Subscribe

Stars, Studio and Ratings Board Battle Over 'Bully'

There’s a big, built-in problem with the Motion Picture Association of America’s contested decision to slap “Bully,” a documentary about kids battering kids, with an R rating, and it’s a problem of which powerhouse producer Harvey Weinstein and a growing lineup of Hollywood stars are well aware. Namely, the MPAA’s rating would make it that much harder for the very demographic most affected by the problem to see it in theaters.

E! Online has put together a timeline laying out the tug of war between the ratings board and the filmmakers, featuring cameos from such concerned celebs as Justin Bieber, Johnny Depp and Meryl Streep. So far, the R rating still stands. Check out the trailer for “Bully” after the excerpt below. –KA

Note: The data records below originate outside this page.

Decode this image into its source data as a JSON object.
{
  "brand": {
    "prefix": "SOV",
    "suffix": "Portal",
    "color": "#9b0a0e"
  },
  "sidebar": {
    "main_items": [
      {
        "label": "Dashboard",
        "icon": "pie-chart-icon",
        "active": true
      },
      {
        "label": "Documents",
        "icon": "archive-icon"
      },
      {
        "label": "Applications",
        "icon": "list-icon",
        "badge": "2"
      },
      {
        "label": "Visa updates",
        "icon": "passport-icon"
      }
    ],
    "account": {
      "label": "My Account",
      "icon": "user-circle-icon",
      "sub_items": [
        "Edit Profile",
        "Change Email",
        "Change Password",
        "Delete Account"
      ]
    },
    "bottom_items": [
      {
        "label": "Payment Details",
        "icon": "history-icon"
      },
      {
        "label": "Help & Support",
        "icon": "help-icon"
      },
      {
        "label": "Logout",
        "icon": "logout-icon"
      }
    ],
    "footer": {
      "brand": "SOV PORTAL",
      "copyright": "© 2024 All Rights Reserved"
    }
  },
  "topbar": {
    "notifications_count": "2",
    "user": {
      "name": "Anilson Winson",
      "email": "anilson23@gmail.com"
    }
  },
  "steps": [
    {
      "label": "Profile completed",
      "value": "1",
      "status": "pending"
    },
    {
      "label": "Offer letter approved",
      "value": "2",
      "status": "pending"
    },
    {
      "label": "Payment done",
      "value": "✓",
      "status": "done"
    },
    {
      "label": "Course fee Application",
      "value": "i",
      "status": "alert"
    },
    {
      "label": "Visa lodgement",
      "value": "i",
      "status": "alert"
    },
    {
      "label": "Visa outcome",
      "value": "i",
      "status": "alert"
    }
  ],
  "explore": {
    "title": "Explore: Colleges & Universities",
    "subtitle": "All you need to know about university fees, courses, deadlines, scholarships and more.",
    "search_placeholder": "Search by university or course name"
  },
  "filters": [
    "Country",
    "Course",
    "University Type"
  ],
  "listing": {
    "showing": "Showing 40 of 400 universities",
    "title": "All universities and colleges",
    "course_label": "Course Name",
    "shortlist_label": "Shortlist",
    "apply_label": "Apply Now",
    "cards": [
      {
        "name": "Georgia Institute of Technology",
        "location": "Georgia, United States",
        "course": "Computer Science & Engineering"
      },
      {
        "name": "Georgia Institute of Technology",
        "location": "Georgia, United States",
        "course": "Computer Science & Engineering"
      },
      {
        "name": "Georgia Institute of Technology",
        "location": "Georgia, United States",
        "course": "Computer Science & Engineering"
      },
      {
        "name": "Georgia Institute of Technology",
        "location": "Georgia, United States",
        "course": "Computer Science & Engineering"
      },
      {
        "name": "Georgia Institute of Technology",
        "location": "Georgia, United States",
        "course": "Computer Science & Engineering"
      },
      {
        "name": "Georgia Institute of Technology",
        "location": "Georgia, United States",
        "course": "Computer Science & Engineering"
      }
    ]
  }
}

E! Online:

February 2012: The MPAA gives Bully an R rating for “some language,” preventing kids from going to the movies without being accompanied by a parent or guardian.

Feb. 23, 2012: Weinstein personally makes an appeal before the board with one of the students bullied in the film, Alex Libby, requesting the MPAA lower it to a PG-13 so it reaches the widest audience possible. The ratings appeals board, however, falls one vote shy of overturning the original decision.

Feb. 26, 2012: Katy Butler, a 17-year-old high school student in Michigan, launches a petition at Chang.org calling on the MPAA to reduce the rating. The petition goes viral within a couple of days as the media pick up on it and interview Butler, who’s been the victim of bullying herself as an out lesbian.

Read more: http://www.eonline.com/news/bully_timeline_from_school_trenches/301033#ixzz1p7YxxfRJ

YouTube:

Now you can personalize your Truthdig experience. To bookmark your favorite articles, please create a user profile.

Personalize your Truthdig experience. Choose authors to follow, bookmark your favorite articles and more.
Your Truthdig, your way. Access your favorite authors, articles and more.
or
or

A password will be e-mailed to you.

Statements and opinions expressed in articles and comments are those of the authors, not Truthdig. Truthdig takes no responsibility for such statements or opinions.